Caledonian Sleeper services cancelled as staff take strike action
Caledonian Sleeper services have been cancelled this weekend with planned strike action set to go ahead.
The Rail, Maritime and Transport Union (RMT) has condemned what it called operator Serco’s “pig-headed approach” and “blank refusal to engage in serious talks over the fundamental issues of fatigue and safety”.
The union has previously claimed rail bosses have not provided enough berths for rest periods, and members will now go ahead with two 48-hour walkouts as well as action short of a strike.
Previously, Serco said the plans for industrial action are “extremely disappointing” and claimed to have “done everything possible to provide staff with rest areas on board”.
All hosts and team leaders have been instructed not to book on for shifts from 5.30pm on Sunday to 5.30pm on Tuesday, and from 5.30pm on Sunday October 11 to 5.30pm on Tuesday October 13.

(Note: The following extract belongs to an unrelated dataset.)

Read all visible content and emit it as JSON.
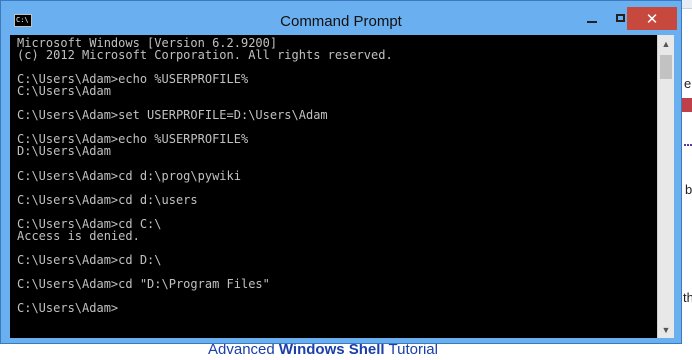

RMT members on Serco Caledonian Sleeper are absolutely determined to seek justice in this dispute
RMT general secretary Mick Cash said on Thursday: “It is appalling that Serco have tossed away the opportunity to resolve this dispute and that failure on the company’s part leaves them wholly responsible for the cancellation of services.
“RMT members on Serco Caledonian Sleeper are absolutely determined to seek justice in this dispute and I know that this will be displayed by full support across the service for this industrial action.
“We had a chance to broker a settlement yesterday but Serco have blown it.
“A clear message has been sent to management by their staff and it is now time for the Serco management to respond in a meaningful and positive way to the serious safety issues at the heart of this dispute.”
Members have also been instructed not to undertake any rest day working, higher grade duties or voluntary overtime between the evening of October 6 and October 11, and from 5.31pm on October 13 until further notice.
The overnight service between London and Scotland is operated by Serco on behalf of Transport Scotland.
A statement on the Caledonian Sleeper website says: “Due to the strike action by RMT members, all Caledonian Sleeper services will be cancelled on Sunday 4th and Monday 5th October 2020.
“All guests who have booked directly with Caledonian Sleeper will be contacted and receive an automatic refund to the card that was used to make the reservation.
“These refunds shall be processed by Friday 2nd October and can take up to five working days to show on the account. If you have booked your travel through a third party please contact them directly to arrange a refund.
“We apologise for the inconvenience this will undoubtedly cause.”
For the following weekend, October 11 and 12, the site adds: “These dates may also be affected by strike action by RMT.
“Whilst we remain in discussions with them to try and avoid a strike, we need to advise you that if it does go ahead, all of our services departing on Sunday 11th and Monday 12th October 2020 will be cancelled.
“If we do need to cancel services on these dates we shall make contact with guests who we have contact information for, and advise guests to check back to this page prior to travel.”
Ryan Flaherty, Serco’s managing director for Caledonian Sleeper, said the group remains committed to finding a resolution to the dispute.
He added: “We are deeply disappointed and frustrated that this action is going ahead at a time when everyone’s focus should be on maintaining vital Scottish transport links.
“This action is completely unjustified. Less than a third of our workforce voted in favour of industrial action and our employees working on board the trains have received full pay during the pandemic, despite working reduced hours.
“When some of our employees raised concerns about fatigue, we brought in an independent fatigue specialist to conduct a fatigue risk assessment on our services.
“He has completed his report, which clearly concludes that not only is Caledonian Sleeper operating within all regulations, but that only two people raised the issue of additional rooms for hosts, which has become the RMT’s main demand.
“It is therefore extremely disappointing that we currently remain in a position of being unable to resolve the dispute on a subject that only two people raised during the fatigue risk assessment process.
“Despite the findings of the report and our offer to continue to engage with (conciliation service) Acas, which still stands, the RMT has refused to engage in negotiations to bring this dispute to a resolution, unless their unreasonable demands for rooms for every host are met.”